(Record set Opens)
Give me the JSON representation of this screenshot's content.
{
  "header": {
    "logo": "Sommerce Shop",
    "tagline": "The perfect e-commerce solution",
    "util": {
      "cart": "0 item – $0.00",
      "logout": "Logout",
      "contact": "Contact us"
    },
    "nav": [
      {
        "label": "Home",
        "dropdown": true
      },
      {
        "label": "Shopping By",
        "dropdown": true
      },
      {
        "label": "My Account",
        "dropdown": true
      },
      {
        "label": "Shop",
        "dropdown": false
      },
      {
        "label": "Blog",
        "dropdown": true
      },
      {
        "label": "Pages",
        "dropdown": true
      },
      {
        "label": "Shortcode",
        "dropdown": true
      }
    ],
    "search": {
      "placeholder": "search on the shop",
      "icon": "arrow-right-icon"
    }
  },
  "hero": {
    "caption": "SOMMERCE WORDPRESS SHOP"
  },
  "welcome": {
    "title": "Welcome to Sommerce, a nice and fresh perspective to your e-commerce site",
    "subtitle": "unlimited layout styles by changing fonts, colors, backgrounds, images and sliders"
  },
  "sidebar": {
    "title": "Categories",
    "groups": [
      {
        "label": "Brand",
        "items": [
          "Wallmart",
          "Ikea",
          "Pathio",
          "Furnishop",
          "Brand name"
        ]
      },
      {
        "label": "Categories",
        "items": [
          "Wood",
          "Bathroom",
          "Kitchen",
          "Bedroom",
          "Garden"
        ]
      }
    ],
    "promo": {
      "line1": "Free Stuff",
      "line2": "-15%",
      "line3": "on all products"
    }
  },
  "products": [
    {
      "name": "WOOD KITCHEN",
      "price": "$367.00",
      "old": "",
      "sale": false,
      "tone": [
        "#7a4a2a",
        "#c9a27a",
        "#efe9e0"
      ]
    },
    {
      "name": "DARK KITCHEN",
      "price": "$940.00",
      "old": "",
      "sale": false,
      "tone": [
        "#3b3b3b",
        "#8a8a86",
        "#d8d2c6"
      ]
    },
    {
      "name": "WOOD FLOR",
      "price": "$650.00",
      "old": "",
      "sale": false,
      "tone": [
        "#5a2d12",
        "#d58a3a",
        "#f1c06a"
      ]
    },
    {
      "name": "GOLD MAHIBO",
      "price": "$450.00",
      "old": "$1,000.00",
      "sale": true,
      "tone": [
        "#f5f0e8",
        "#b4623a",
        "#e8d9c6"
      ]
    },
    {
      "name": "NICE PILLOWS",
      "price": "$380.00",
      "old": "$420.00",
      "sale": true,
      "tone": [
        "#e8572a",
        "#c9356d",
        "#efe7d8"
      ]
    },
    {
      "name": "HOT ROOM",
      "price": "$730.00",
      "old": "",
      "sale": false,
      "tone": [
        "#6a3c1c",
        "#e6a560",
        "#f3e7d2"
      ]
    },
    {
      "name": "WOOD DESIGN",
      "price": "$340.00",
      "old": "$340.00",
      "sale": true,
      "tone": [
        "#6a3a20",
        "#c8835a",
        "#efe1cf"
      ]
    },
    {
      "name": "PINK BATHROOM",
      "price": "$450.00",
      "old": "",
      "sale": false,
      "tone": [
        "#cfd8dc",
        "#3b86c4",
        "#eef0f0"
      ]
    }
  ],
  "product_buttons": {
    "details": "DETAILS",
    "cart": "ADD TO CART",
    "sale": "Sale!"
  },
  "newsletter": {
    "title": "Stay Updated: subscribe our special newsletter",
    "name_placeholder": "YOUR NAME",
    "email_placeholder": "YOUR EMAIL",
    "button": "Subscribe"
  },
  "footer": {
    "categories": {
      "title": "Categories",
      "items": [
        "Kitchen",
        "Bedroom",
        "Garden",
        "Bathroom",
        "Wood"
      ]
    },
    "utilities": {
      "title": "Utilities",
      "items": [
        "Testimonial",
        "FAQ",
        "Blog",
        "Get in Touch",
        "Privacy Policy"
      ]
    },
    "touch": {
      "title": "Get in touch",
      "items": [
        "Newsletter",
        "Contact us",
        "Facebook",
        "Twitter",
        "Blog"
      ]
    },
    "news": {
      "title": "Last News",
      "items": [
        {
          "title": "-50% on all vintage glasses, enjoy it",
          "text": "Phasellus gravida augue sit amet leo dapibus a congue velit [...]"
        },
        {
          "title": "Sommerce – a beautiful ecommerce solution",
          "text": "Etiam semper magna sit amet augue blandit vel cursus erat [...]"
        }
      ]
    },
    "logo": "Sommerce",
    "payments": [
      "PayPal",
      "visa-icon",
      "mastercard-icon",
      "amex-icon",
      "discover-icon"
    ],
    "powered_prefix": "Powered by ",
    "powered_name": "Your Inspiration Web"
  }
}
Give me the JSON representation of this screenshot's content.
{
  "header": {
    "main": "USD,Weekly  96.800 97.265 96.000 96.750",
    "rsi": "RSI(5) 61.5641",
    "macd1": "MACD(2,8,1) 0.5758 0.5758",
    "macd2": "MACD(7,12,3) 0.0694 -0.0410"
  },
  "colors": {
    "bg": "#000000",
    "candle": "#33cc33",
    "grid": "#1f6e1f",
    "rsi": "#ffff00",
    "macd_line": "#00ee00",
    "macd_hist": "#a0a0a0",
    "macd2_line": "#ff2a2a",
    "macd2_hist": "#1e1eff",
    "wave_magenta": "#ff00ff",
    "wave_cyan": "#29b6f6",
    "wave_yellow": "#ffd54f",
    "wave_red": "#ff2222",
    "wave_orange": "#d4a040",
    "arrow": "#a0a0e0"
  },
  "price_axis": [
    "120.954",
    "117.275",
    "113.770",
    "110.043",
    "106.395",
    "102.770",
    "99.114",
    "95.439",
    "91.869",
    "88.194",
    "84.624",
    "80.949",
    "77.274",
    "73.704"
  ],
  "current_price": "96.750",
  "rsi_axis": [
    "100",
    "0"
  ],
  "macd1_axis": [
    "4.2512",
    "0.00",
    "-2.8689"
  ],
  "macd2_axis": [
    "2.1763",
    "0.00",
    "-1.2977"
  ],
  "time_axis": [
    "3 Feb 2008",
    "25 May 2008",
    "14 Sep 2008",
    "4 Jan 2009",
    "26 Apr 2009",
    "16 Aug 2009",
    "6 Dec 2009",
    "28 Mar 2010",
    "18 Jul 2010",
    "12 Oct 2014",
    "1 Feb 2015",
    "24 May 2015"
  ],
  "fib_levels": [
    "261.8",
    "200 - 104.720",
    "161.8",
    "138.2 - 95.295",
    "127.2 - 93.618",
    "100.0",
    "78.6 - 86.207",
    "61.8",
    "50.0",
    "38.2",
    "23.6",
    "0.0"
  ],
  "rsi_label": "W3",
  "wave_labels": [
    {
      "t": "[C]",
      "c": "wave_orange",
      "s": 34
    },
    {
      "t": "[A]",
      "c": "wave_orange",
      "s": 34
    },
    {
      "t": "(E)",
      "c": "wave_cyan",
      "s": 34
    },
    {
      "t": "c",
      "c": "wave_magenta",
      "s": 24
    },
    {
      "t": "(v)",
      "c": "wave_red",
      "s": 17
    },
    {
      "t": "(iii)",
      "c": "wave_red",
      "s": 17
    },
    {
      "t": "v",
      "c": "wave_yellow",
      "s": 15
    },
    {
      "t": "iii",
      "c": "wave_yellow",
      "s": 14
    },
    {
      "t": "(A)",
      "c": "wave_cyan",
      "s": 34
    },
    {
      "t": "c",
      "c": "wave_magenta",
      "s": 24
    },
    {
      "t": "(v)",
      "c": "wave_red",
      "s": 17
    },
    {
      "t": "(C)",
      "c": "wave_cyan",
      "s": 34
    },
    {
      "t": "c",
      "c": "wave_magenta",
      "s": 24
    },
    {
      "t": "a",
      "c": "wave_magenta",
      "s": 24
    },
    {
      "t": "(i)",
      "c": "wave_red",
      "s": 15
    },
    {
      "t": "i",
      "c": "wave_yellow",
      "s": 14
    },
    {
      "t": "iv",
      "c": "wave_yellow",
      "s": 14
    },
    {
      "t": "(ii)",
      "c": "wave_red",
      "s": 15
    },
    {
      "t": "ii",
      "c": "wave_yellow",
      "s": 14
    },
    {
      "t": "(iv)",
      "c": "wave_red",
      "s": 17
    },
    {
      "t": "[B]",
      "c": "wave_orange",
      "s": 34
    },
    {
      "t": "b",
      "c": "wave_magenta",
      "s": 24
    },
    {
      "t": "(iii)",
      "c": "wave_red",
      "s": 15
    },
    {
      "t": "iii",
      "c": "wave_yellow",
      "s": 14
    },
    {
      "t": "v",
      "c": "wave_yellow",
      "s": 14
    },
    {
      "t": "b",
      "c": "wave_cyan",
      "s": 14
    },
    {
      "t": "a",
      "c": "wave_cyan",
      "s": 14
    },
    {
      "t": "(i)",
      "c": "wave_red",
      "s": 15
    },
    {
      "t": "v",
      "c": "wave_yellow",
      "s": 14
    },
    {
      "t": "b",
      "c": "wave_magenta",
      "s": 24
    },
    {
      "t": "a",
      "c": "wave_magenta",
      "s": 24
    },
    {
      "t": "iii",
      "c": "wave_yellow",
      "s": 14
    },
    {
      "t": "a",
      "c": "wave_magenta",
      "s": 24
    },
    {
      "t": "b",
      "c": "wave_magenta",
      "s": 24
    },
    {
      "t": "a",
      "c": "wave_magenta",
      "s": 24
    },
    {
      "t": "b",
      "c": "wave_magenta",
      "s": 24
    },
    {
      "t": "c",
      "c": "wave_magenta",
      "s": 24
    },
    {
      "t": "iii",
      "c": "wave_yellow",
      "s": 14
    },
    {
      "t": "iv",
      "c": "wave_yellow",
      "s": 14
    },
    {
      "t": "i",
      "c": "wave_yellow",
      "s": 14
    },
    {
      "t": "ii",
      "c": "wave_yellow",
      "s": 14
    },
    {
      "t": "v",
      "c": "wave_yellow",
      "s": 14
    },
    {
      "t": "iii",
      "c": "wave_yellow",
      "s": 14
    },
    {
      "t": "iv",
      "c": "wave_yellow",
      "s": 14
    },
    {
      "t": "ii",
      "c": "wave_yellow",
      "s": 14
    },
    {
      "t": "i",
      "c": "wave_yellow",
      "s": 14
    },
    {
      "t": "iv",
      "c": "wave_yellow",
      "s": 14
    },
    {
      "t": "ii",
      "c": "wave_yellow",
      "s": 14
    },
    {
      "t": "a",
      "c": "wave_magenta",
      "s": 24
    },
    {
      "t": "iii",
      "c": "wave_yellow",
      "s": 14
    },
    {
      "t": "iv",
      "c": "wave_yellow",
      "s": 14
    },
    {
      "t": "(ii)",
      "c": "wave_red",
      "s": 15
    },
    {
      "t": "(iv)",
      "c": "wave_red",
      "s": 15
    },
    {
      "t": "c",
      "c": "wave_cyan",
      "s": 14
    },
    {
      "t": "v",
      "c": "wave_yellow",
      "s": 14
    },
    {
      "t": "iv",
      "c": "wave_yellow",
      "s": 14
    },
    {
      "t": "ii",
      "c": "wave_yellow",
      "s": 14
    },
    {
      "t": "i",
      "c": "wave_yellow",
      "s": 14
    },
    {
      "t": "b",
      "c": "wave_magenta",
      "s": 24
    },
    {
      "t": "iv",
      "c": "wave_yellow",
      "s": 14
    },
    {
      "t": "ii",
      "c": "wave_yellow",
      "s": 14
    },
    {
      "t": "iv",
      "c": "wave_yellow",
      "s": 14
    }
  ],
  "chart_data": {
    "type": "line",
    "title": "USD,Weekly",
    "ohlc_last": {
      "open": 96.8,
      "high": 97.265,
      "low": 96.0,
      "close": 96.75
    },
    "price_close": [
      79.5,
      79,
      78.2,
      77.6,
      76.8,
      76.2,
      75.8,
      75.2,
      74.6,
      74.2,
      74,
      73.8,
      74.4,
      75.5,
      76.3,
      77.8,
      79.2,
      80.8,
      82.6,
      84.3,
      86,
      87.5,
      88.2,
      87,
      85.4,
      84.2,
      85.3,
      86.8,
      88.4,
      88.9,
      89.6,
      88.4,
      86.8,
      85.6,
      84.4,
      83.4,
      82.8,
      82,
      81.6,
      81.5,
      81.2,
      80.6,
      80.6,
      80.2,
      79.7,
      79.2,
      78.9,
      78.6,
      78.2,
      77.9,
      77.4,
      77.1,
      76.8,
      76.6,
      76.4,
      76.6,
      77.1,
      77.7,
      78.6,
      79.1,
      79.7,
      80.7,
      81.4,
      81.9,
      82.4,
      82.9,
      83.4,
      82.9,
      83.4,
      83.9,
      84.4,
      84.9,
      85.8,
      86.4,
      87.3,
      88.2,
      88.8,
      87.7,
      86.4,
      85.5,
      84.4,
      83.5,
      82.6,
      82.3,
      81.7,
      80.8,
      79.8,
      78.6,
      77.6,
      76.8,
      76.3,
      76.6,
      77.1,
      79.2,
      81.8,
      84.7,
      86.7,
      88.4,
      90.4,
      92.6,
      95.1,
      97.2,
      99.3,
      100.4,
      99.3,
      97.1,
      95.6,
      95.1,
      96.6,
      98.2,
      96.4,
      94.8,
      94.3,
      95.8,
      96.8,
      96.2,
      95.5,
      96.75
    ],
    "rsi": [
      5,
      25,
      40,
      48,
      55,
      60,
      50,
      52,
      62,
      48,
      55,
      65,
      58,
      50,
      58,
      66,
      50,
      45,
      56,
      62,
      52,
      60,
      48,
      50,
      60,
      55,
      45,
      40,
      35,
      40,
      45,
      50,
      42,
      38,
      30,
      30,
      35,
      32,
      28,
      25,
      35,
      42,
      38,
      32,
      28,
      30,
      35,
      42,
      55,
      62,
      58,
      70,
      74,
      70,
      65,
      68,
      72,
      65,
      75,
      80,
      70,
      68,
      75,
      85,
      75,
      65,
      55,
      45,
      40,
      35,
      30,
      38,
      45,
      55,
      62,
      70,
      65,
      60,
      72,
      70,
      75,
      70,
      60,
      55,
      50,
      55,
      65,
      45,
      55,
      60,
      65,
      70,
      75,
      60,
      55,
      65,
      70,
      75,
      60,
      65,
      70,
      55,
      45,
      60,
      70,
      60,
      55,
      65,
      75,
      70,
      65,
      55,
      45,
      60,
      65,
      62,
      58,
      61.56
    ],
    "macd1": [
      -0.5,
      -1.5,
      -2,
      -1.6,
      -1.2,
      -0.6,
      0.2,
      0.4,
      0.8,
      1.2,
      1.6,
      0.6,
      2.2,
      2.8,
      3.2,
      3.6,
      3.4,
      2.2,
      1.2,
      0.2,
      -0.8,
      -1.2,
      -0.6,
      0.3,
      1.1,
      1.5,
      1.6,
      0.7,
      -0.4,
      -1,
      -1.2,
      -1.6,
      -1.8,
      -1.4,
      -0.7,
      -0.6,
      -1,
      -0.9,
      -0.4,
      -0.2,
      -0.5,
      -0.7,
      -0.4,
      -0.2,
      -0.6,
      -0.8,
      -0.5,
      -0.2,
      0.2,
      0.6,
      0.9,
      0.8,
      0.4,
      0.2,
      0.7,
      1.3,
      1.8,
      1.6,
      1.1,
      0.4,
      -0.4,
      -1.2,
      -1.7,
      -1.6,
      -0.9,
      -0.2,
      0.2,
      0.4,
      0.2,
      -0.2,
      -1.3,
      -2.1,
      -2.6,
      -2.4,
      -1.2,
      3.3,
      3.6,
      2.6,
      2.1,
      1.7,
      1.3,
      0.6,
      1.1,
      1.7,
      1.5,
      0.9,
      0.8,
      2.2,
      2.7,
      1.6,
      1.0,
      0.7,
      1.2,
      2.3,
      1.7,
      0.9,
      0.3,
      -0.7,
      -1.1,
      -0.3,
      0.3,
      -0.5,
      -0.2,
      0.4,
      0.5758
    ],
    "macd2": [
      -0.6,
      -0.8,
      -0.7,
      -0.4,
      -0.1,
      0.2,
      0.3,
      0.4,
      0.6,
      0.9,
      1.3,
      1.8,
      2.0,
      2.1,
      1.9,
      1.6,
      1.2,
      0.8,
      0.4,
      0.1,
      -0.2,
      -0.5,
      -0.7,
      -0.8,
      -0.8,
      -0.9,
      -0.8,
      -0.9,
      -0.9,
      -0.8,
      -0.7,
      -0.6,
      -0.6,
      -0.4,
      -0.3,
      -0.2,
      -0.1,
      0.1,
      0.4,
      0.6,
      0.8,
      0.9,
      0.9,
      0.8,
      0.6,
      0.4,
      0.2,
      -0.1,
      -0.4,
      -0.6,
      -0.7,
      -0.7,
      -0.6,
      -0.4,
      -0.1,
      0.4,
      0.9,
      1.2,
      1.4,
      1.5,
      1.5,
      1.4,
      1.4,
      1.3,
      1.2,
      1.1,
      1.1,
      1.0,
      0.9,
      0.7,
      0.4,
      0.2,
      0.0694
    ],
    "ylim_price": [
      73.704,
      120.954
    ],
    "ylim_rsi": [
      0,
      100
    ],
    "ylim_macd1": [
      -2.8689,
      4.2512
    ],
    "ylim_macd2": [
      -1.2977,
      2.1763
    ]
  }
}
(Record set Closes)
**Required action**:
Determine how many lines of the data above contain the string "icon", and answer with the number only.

**Exercise result**:
5